## The problem
What is needed here is a faithful repeat of every entry, with no character changed.

◆ ◆ ◆ ◆ ◆ ◆ ◆

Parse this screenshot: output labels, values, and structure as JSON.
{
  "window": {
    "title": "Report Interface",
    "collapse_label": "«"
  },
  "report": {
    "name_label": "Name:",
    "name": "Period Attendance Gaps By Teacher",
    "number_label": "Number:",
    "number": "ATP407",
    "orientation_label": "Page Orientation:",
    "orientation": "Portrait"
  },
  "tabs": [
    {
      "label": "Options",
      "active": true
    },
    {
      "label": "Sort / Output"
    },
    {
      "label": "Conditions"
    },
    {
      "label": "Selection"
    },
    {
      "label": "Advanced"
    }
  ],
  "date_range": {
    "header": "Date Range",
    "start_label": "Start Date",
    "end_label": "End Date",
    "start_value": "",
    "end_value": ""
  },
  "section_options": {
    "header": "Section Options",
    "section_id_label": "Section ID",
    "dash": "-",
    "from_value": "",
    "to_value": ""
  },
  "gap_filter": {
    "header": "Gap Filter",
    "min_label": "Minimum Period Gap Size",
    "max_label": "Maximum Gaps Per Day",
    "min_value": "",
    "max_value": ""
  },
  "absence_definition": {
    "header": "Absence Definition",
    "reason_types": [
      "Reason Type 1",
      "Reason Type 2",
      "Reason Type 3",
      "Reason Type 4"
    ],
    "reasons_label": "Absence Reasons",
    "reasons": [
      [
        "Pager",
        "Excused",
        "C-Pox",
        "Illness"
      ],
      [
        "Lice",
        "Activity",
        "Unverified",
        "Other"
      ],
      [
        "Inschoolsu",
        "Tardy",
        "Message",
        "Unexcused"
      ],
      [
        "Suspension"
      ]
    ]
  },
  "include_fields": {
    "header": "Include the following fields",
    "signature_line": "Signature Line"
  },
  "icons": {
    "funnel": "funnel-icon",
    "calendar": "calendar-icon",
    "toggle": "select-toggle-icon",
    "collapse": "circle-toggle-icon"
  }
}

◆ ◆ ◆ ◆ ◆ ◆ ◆

## Answer to this exercise
Parse this screenshot: output labels, values, and structure as JSON.
{
  "window": {
    "title": "Report Interface",
    "collapse_label": "«"
  },
  "report": {
    "name_label": "Name:",
    "name": "Period Attendance Gaps By Teacher",
    "number_label": "Number:",
    "number": "ATP407",
    "orientation_label": "Page Orientation:",
    "orientation": "Portrait"
  },
  "tabs": [
    {
      "label": "Options",
      "active": true
    },
    {
      "label": "Sort / Output"
    },
    {
      "label": "Conditions"
    },
    {
      "label": "Selection"
    },
    {
      "label": "Advanced"
    }
  ],
  "date_range": {
    "header": "Date Range",
    "start_label": "Start Date",
    "end_label": "End Date",
    "start_value": "",
    "end_value": ""
  },
  "section_options": {
    "header": "Section Options",
    "section_id_label": "Section ID",
    "dash": "-",
    "from_value": "",
    "to_value": ""
  },
  "gap_filter": {
    "header": "Gap Filter",
    "min_label": "Minimum Period Gap Size",
    "max_label": "Maximum Gaps Per Day",
    "min_value": "",
    "max_value": ""
  },
  "absence_definition": {
    "header": "Absence Definition",
    "reason_types": [
      "Reason Type 1",
      "Reason Type 2",
      "Reason Type 3",
      "Reason Type 4"
    ],
    "reasons_label": "Absence Reasons",
    "reasons": [
      [
        "Pager",
        "Excused",
        "C-Pox",
        "Illness"
      ],
      [
        "Lice",
        "Activity",
        "Unverified",
        "Other"
      ],
      [
        "Inschoolsu",
        "Tardy",
        "Message",
        "Unexcused"
      ],
      [
        "Suspension"
      ]
    ]
  },
  "include_fields": {
    "header": "Include the following fields",
    "signature_line": "Signature Line"
  },
  "icons": {
    "funnel": "funnel-icon",
    "calendar": "calendar-icon",
    "toggle": "select-toggle-icon",
    "collapse": "circle-toggle-icon"
  }
}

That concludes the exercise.